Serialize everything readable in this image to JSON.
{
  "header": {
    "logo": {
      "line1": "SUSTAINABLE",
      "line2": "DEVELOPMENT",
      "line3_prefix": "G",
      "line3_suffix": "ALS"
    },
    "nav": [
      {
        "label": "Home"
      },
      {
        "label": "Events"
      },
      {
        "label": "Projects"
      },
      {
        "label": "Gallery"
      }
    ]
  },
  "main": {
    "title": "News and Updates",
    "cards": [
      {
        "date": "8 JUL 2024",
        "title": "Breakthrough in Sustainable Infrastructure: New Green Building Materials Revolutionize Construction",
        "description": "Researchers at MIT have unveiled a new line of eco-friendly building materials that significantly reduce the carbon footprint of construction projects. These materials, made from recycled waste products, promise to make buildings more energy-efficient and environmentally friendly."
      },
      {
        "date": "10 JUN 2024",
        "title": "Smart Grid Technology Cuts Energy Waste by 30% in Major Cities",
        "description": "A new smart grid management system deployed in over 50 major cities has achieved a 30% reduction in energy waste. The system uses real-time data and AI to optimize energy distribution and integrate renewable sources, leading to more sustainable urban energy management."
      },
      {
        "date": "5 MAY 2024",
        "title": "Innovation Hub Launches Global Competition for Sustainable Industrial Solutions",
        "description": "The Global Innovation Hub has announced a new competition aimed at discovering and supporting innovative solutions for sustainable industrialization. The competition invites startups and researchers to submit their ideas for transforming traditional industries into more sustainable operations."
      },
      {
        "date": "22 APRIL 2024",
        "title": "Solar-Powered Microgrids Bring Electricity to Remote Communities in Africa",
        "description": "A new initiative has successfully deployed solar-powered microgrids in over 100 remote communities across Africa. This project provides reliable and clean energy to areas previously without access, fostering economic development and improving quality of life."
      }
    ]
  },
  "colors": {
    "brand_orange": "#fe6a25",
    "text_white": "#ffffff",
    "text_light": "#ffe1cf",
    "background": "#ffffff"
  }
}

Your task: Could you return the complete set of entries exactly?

Solution for this problem:
Serialize everything readable in this image to JSON.
{
  "header": {
    "logo": {
      "line1": "SUSTAINABLE",
      "line2": "DEVELOPMENT",
      "line3_prefix": "G",
      "line3_suffix": "ALS"
    },
    "nav": [
      {
        "label": "Home"
      },
      {
        "label": "Events"
      },
      {
        "label": "Projects"
      },
      {
        "label": "Gallery"
      }
    ]
  },
  "main": {
    "title": "News and Updates",
    "cards": [
      {
        "date": "8 JUL 2024",
        "title": "Breakthrough in Sustainable Infrastructure: New Green Building Materials Revolutionize Construction",
        "description": "Researchers at MIT have unveiled a new line of eco-friendly building materials that significantly reduce the carbon footprint of construction projects. These materials, made from recycled waste products, promise to make buildings more energy-efficient and environmentally friendly."
      },
      {
        "date": "10 JUN 2024",
        "title": "Smart Grid Technology Cuts Energy Waste by 30% in Major Cities",
        "description": "A new smart grid management system deployed in over 50 major cities has achieved a 30% reduction in energy waste. The system uses real-time data and AI to optimize energy distribution and integrate renewable sources, leading to more sustainable urban energy management."
      },
      {
        "date": "5 MAY 2024",
        "title": "Innovation Hub Launches Global Competition for Sustainable Industrial Solutions",
        "description": "The Global Innovation Hub has announced a new competition aimed at discovering and supporting innovative solutions for sustainable industrialization. The competition invites startups and researchers to submit their ideas for transforming traditional industries into more sustainable operations."
      },
      {
        "date": "22 APRIL 2024",
        "title": "Solar-Powered Microgrids Bring Electricity to Remote Communities in Africa",
        "description": "A new initiative has successfully deployed solar-powered microgrids in over 100 remote communities across Africa. This project provides reliable and clean energy to areas previously without access, fostering economic development and improving quality of life."
      }
    ]
  },
  "colors": {
    "brand_orange": "#fe6a25",
    "text_white": "#ffffff",
    "text_light": "#ffe1cf",
    "background": "#ffffff"
  }
}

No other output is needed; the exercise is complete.